_MATERIAL FOR THIS TASK_:

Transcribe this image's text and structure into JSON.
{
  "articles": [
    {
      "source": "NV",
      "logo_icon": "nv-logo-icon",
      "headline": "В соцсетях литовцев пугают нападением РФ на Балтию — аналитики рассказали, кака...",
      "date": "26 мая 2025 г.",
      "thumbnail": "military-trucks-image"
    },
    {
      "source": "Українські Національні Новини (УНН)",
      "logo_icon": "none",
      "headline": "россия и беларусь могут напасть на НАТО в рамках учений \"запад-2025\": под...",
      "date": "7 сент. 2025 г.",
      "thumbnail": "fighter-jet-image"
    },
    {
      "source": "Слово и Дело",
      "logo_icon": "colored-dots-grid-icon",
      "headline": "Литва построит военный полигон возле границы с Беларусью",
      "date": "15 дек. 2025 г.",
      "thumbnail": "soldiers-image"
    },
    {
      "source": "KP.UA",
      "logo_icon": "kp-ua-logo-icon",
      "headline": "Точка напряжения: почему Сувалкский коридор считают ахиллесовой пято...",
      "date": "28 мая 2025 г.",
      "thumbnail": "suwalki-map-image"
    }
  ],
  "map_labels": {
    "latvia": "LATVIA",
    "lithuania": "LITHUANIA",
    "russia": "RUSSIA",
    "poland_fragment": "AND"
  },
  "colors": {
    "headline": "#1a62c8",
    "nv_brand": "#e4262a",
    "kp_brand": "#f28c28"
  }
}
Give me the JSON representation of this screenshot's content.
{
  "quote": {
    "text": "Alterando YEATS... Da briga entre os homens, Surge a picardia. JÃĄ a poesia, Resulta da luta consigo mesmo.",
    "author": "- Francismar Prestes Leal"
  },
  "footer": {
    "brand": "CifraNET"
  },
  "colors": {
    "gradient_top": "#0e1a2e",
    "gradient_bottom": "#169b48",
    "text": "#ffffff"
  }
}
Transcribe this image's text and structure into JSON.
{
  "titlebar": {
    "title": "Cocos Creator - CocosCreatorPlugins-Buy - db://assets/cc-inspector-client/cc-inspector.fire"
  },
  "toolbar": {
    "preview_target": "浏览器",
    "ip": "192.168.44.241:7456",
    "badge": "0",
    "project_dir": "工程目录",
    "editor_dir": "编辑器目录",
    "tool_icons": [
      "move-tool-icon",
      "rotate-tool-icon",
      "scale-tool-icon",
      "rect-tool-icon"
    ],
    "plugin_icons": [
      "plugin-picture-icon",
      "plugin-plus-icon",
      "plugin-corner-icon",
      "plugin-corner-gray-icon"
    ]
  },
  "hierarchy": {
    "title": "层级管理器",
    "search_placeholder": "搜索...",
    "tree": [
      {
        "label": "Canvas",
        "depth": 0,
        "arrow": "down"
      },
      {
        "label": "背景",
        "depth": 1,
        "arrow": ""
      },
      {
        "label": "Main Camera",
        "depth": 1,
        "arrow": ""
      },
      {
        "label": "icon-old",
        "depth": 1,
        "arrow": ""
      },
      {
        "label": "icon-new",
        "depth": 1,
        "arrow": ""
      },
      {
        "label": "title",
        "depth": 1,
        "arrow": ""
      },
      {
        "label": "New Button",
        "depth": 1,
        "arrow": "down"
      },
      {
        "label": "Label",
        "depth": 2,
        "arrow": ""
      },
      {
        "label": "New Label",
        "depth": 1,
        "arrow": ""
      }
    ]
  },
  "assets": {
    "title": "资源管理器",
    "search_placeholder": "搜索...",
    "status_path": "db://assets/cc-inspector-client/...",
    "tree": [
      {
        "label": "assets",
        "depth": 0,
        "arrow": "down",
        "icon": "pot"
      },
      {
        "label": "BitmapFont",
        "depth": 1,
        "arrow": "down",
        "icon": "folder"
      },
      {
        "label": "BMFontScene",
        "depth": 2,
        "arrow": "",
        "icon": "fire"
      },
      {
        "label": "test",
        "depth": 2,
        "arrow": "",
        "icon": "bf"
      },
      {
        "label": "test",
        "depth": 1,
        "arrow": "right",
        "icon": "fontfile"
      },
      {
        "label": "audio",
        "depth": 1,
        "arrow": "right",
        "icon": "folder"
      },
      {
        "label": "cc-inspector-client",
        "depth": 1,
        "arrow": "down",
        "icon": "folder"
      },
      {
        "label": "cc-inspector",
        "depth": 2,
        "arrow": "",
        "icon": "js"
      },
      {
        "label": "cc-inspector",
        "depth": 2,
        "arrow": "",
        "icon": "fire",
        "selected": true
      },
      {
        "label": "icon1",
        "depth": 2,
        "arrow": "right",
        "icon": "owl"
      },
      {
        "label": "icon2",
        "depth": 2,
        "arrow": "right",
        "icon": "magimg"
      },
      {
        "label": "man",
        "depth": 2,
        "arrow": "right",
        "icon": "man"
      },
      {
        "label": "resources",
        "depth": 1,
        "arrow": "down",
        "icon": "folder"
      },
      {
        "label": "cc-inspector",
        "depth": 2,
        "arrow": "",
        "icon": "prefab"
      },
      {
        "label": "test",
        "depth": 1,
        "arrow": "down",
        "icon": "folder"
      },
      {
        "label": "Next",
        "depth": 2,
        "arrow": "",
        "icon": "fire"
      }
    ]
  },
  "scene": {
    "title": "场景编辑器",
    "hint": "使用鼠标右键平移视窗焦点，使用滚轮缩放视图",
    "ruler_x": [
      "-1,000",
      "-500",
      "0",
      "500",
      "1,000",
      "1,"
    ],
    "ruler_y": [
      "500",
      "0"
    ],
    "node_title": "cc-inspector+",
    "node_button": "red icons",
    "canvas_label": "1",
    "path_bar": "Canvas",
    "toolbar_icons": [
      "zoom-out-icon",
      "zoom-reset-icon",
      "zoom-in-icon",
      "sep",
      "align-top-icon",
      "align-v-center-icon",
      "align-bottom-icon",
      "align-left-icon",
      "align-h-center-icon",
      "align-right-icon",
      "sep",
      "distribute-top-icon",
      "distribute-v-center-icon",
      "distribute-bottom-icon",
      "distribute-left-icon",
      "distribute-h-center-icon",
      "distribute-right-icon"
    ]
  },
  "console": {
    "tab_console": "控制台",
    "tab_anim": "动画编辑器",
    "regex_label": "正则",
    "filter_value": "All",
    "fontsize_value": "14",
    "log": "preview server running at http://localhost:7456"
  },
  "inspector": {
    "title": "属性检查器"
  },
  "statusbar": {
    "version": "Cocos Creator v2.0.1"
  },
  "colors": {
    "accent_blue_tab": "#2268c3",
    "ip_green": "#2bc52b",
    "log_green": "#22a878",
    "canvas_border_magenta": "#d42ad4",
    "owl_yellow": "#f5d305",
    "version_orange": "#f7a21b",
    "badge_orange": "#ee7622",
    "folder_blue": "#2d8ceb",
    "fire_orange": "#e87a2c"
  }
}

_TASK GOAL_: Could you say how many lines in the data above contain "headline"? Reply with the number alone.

_REPLY_: 5